Start of Block

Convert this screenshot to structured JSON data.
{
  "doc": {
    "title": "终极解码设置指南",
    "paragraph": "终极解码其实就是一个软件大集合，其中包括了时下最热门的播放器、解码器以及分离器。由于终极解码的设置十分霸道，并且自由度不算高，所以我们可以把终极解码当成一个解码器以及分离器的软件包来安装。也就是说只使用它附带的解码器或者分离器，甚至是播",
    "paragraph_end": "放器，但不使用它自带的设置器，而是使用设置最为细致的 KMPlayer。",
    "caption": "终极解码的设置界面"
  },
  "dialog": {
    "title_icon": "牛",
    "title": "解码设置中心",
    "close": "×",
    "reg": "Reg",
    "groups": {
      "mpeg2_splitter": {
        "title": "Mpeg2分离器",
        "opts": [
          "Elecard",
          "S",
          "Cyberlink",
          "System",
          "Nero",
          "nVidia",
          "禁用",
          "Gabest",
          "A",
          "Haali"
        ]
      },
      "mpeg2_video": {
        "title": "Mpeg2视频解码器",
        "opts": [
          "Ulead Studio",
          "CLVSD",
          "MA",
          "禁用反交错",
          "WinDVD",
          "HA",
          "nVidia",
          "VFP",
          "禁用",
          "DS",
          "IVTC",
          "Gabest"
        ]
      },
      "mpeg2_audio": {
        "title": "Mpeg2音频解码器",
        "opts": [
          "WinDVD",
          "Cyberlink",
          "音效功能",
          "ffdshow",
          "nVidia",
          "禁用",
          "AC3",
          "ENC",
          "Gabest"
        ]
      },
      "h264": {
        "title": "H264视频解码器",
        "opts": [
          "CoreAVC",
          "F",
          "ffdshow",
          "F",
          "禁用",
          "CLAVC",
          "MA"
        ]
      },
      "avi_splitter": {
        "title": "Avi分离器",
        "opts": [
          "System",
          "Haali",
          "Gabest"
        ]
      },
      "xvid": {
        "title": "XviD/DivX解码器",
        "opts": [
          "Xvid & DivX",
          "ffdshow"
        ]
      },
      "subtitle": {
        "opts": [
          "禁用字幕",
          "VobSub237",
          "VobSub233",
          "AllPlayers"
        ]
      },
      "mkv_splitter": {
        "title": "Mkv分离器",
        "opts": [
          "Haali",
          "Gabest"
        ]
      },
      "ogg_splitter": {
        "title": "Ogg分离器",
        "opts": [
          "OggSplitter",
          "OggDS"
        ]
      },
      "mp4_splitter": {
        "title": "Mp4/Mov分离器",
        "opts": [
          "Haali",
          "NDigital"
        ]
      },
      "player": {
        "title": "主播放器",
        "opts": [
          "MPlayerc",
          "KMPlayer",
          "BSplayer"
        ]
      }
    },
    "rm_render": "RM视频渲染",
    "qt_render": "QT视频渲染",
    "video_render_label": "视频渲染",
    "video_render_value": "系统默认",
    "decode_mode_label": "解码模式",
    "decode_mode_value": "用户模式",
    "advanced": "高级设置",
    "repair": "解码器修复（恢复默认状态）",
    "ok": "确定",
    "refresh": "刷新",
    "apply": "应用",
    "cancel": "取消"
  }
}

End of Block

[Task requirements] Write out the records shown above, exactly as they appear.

[Completed exercise]
Convert this screenshot to structured JSON data.
{
  "doc": {
    "title": "终极解码设置指南",
    "paragraph": "终极解码其实就是一个软件大集合，其中包括了时下最热门的播放器、解码器以及分离器。由于终极解码的设置十分霸道，并且自由度不算高，所以我们可以把终极解码当成一个解码器以及分离器的软件包来安装。也就是说只使用它附带的解码器或者分离器，甚至是播",
    "paragraph_end": "放器，但不使用它自带的设置器，而是使用设置最为细致的 KMPlayer。",
    "caption": "终极解码的设置界面"
  },
  "dialog": {
    "title_icon": "牛",
    "title": "解码设置中心",
    "close": "×",
    "reg": "Reg",
    "groups": {
      "mpeg2_splitter": {
        "title": "Mpeg2分离器",
        "opts": [
          "Elecard",
          "S",
          "Cyberlink",
          "System",
          "Nero",
          "nVidia",
          "禁用",
          "Gabest",
          "A",
          "Haali"
        ]
      },
      "mpeg2_video": {
        "title": "Mpeg2视频解码器",
        "opts": [
          "Ulead Studio",
          "CLVSD",
          "MA",
          "禁用反交错",
          "WinDVD",
          "HA",
          "nVidia",
          "VFP",
          "禁用",
          "DS",
          "IVTC",
          "Gabest"
        ]
      },
      "mpeg2_audio": {
        "title": "Mpeg2音频解码器",
        "opts": [
          "WinDVD",
          "Cyberlink",
          "音效功能",
          "ffdshow",
          "nVidia",
          "禁用",
          "AC3",
          "ENC",
          "Gabest"
        ]
      },
      "h264": {
        "title": "H264视频解码器",
        "opts": [
          "CoreAVC",
          "F",
          "ffdshow",
          "F",
          "禁用",
          "CLAVC",
          "MA"
        ]
      },
      "avi_splitter": {
        "title": "Avi分离器",
        "opts": [
          "System",
          "Haali",
          "Gabest"
        ]
      },
      "xvid": {
        "title": "XviD/DivX解码器",
        "opts": [
          "Xvid & DivX",
          "ffdshow"
        ]
      },
      "subtitle": {
        "opts": [
          "禁用字幕",
          "VobSub237",
          "VobSub233",
          "AllPlayers"
        ]
      },
      "mkv_splitter": {
        "title": "Mkv分离器",
        "opts": [
          "Haali",
          "Gabest"
        ]
      },
      "ogg_splitter": {
        "title": "Ogg分离器",
        "opts": [
          "OggSplitter",
          "OggDS"
        ]
      },
      "mp4_splitter": {
        "title": "Mp4/Mov分离器",
        "opts": [
          "Haali",
          "NDigital"
        ]
      },
      "player": {
        "title": "主播放器",
        "opts": [
          "MPlayerc",
          "KMPlayer",
          "BSplayer"
        ]
      }
    },
    "rm_render": "RM视频渲染",
    "qt_render": "QT视频渲染",
    "video_render_label": "视频渲染",
    "video_render_value": "系统默认",
    "decode_mode_label": "解码模式",
    "decode_mode_value": "用户模式",
    "advanced": "高级设置",
    "repair": "解码器修复（恢复默认状态）",
    "ok": "确定",
    "refresh": "刷新",
    "apply": "应用",
    "cancel": "取消"
  }
}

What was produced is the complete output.